What is being asked: Find the lines holding the string "Windows" in the data, then copy all of them.

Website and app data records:

-=-=-

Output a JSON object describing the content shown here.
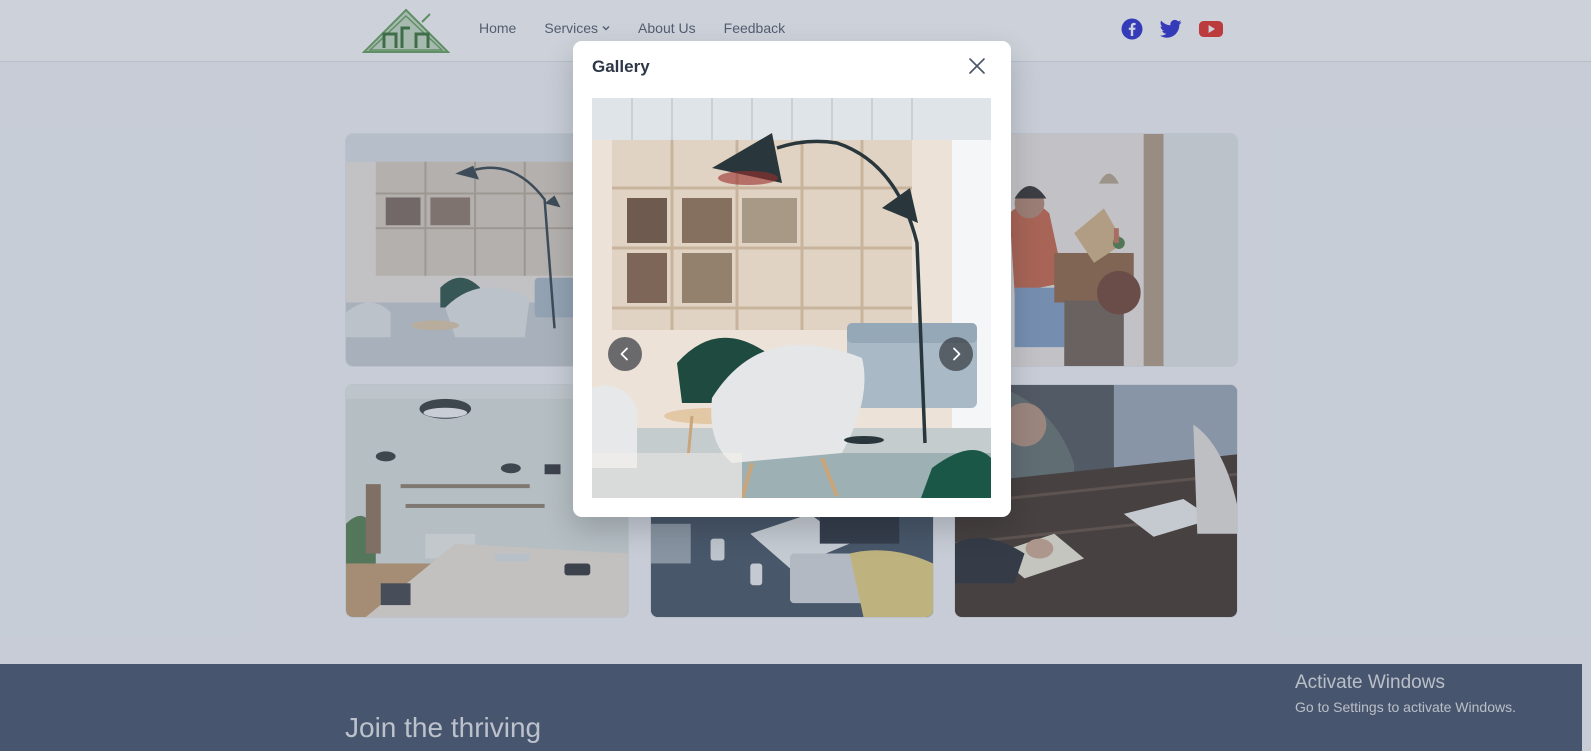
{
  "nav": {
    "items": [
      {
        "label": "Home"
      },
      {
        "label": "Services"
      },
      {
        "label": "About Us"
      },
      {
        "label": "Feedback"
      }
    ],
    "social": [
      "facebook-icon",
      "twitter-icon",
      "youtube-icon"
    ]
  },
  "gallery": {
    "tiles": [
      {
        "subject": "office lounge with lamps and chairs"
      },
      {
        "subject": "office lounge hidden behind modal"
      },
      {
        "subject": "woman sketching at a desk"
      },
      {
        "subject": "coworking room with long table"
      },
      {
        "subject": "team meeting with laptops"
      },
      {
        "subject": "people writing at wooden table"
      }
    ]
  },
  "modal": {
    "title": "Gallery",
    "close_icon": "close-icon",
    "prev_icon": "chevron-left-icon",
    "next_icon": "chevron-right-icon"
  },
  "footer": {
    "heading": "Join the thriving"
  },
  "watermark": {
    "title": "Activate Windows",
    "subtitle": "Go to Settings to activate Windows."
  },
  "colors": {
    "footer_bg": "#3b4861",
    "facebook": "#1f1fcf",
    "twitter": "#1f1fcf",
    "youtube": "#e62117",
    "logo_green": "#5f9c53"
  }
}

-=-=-

Written solution:
    "title": "Activate Windows",
    "subtitle": "Go to Settings to activate Windows."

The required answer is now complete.